LINCOLN — Racial taunts are continuing at Nebraska high schools and are trickling down to middle school events, according to a number of speakers who addressed the Nebraska School Activities Association board on Thursday.
Most of the six women and one man who spoke at the meeting have connections to Lexington, which has a heavily Latino student population.
They allege name-calling and other incidents at Lexington’s middle school volleyball match in North Platte and at a high school volleyball match in Minden.
Among the incidents occurring this season were a boy wearing a “Border Patrol” T-shirt and Lexington students being flipped off.
Lexington players were reportedly told to “go back where you came from,” and chants of “across the border” were reportedly heard during serves.
The speakers urged the NSAA board to create policies that treat the behavior as bullying, not only as unsportsmanlike conduct.
NSAA Executive Director Jim Tenopir said Thursday that he will call a meeting soon with other educational groups, including the Nebraska Department of Education and the state school boards association.
“In some regards, (the NSAA) has become the lightning rod for what happens in the state,’’ Tenopir said Thursday following the public comment segment of the board meeting. “We accept some of that responsibility, but there are other organizations that need to accept that responsibility as well.”
It’s not a new issue.
This past spring, Schuyler High School’s athletic director wrote a column in which he said his students have been called racist names, spat upon by opponents and told to “go back home” or “wait until Trump builds the wall.”
In 2010, a Lincoln East fan threw homemade green cards on the field after a state soccer final against Omaha South. In last year’s final, a few Creighton Prep fans were said to have yelled “Build that wall” at South fans.
In 1995, some Ralston High School students tossed tortillas onto the gym floor during a basketball game.
School officials at Minden and North Platte told the North Platte Telegraph that they apologized to Lexington administrators after the alleged incidents this school year.
“Both schools were hosting ‘Americana Night’ or some similar theme at the events in question,” Lexington Superintendent John Hakonson told the Telegraph. “Most students for those schools acted appropriately, often wearing red, white and blue colors to show American pride, but a few used the patriotic theme as an opportunity to insult our Hispanic students and parents.”
Hakonson said four schools have hosted patriotic theme nights this season in games against Lexington.

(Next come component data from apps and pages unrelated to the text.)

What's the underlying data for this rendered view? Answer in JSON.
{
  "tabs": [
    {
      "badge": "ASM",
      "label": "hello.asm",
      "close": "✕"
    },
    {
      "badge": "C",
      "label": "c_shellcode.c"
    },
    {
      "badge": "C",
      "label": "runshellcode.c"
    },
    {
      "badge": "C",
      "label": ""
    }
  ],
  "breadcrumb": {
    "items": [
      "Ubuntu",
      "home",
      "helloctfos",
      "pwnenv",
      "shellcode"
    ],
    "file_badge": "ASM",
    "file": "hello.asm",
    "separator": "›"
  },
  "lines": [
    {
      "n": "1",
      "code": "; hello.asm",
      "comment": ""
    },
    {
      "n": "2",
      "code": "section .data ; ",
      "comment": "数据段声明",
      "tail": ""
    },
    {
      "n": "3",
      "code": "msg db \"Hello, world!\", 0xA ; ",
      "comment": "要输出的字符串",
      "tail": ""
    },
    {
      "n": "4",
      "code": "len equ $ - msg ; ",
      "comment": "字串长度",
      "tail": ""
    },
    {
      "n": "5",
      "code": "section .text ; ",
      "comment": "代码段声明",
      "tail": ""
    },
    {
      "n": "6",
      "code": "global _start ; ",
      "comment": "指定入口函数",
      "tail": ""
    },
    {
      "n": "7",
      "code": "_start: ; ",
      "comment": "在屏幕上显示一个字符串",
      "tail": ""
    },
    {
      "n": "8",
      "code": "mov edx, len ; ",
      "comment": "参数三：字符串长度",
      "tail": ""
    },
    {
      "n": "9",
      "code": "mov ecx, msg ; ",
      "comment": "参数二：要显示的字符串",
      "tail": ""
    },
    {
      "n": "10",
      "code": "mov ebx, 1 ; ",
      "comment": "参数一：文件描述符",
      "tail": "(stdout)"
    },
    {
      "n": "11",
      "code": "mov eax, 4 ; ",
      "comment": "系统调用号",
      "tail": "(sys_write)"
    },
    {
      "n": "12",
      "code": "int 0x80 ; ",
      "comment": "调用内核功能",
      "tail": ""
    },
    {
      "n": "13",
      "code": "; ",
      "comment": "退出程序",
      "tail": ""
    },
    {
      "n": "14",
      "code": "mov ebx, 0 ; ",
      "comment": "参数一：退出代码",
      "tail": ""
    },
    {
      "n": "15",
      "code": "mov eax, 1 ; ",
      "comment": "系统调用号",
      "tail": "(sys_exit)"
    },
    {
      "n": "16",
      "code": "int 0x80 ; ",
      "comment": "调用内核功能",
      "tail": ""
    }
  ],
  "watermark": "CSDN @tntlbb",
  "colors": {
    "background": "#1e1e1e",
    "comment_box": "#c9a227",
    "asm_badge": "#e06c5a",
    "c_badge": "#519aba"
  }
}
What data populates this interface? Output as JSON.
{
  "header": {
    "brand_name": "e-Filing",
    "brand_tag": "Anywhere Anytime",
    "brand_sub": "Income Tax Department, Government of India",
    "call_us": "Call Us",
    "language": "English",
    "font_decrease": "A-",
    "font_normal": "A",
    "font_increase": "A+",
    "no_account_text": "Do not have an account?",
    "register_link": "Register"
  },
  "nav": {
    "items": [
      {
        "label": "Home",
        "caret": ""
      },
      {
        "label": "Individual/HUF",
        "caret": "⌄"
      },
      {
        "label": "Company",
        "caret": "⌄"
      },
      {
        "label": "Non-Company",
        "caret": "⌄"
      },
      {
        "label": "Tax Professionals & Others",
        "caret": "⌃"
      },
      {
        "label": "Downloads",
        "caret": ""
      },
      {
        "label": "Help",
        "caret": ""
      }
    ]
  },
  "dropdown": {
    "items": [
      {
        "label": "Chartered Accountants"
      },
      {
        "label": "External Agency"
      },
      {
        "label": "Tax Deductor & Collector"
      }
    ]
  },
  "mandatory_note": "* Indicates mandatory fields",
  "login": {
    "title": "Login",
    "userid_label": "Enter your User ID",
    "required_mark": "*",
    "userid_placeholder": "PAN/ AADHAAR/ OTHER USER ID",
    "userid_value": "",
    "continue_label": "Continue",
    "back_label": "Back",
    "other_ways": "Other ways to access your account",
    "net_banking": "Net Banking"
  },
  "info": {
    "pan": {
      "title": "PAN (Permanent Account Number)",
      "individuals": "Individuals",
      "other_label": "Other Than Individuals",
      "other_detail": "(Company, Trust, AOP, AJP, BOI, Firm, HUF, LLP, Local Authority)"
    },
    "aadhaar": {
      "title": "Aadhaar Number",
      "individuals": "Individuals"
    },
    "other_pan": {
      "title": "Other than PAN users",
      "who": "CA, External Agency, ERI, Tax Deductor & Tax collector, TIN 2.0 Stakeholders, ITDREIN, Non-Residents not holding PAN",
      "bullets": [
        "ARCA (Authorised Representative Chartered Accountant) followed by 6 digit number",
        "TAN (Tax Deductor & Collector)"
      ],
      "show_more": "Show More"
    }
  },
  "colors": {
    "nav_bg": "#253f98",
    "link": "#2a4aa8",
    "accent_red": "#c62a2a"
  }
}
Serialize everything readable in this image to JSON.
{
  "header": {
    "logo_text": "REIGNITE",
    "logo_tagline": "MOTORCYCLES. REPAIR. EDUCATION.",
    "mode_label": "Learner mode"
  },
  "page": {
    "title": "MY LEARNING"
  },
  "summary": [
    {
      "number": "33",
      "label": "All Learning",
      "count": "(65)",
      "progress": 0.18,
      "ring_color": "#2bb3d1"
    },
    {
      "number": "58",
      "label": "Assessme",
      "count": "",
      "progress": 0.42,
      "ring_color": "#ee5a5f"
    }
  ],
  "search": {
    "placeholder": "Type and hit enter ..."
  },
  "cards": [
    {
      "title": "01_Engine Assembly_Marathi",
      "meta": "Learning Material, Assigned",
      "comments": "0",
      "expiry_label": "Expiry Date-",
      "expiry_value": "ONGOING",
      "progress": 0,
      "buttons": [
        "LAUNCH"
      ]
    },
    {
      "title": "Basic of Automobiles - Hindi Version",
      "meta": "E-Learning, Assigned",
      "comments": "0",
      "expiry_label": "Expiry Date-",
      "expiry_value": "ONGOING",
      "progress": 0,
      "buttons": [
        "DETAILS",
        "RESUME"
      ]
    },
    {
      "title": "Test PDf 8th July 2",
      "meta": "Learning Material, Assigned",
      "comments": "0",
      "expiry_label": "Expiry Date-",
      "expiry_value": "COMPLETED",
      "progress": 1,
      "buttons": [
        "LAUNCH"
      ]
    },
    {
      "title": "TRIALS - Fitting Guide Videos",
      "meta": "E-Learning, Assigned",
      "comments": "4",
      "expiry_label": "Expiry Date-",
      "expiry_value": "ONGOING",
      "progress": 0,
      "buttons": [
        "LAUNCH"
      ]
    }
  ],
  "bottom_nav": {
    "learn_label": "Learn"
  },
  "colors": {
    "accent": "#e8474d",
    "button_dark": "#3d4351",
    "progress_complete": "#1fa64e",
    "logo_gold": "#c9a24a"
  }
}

In the NSAA’s monthly newsletter for October, Tenopir addressed the issue.
“Racial discrimination, innuendo, name-calling and other hijinks in the name of school spirit need to cease and need to cease immediately,” he wrote. “It is not only the right thing to do, it is the legal thing to do.”
He noted that under federal law, racial discrimination in education is prohibited by Title VI of the Civil Rights Act of 1964.
“It is necessary for school administrators and supervisors to rein in such inappropriate racial epithets and discriminatory actions,” he said.
North Platte Associate Superintendent Tami Eshleman told the Telegraph that the middle school administration apologized the night of the Lexington incident. She said the boy in the “Border Patrol” shirt changed immediately after the shirt was spotted during the pre-match warmup.
“The actions of one student should not be used to generalize an entire student body, school or district,” Eshleman said, adding that the district does not condone “such behavior.”
The boy’s mother told the Telegraph that the shirt fit the patriotic theme of the game, along with recognizing law enforcement and the military.
She said she felt that the T-shirt was misinterpreted and that the incident was blown out of proportion.
Hakonson said he frequently gets reports about students hearing racist remarks.
“It’s been happening for several years,” Hakonson said. “We have always taught our students to take the high road, but we also want to advocate for them when these things happen.”
Five Lexington graduates addressed the NSAA. They were Judith Gutierrez, Isabel Salas, Gladys Godinez, Moises Padilla and Rosangela Godinez, who also represented the ACLU. Ayanna Boykins of the Anti-Defamation League and Yolanda Nuncio of the Grand Island Latino Network, who had been an elementary school principal in Lexington, also spoke.
Corrections: This story has been updated to remove a quote that was incorrectly attributed and to correct the number of Lexington High School graduates who addressed the NSAA. An earlier version of this story incorrectly included a middle school involved in the alleged incidents.